I find that argument convincing, but frankly, even if there were not women deacons in the past, I would still argue for ordaining women deacons today, just as I would argue for ordaining women priests. [linkage!] True, Jesus did not pick any women for the Twelve Apostles, but he did not pick any Gentiles either. We would really have a priest shortage today if the priesthood was limited to Jewish Christians.
See what he is doing there? He is mocking the argument. Ho ho ho, ain’t he funny?
Even though we know that liberals don’t have much of a sense of humor, let’s have a little fun with this ruderous Jesuit mockery for a moment, since Reese set the tone.
Follow this my own autoschediastic presentation if you can.
In AD 50 the Apostles gathered in what is universally recognized as the first Council, the Council of Jerusalem. Read about this in Acts 15 (with Acts 10) and probably Galatians 2. The Apostles, in their Council, deliberated about the question of admitting Gentiles to the Church, that is, to baptize them. They decided affirmatively. This was a Conciliar decision – nay rather – the Apostles “walked together” in a synodal process. And though the Gentile Question was not as momentous as admitting the divorced and civilly remarried to Holy Communion, in a mere matter of hours they determined that Gentiles could indeed be baptized. NB: Taking the decision didn’t require two synods over two years only to arrive at an ambivalent answer.
This decision to baptize Gentiles subsequently led to their being admitted to ordained ministry.
Since the Apostles consciously reflected on the baptism of Gentiles, they opened the possibility of Gentiles being admitted to the priesthood.
Here’s the next move.
The decision that male Gentiles could be ordained was, in effect, made by the Apostles. There is no indication that either the Apostles or their successors entertained the idea of admitting women, Jew or Gentile, to ordained ministry.

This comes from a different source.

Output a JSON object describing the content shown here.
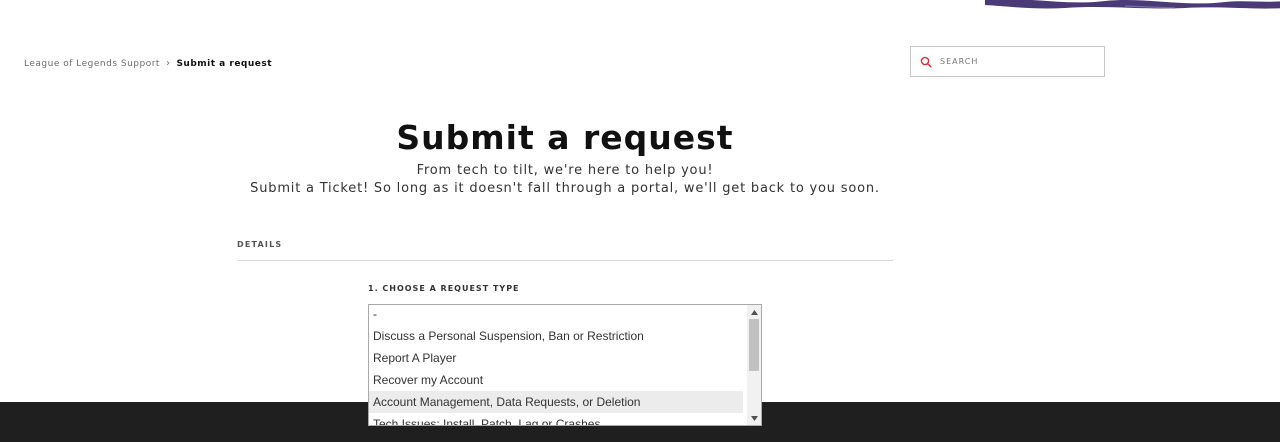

In other words, we know from Scripture that the Apostles decided that they were authorized by the Lord to admit Gentiles to the Church. This would eventually mean that priesthood would not be limited to Jewish Christians. However, there is no evidence inside of or outside of Scripture that either the Apostles or their successors considered themselves authorized to ordain women. In fact, there is evidence that they did not.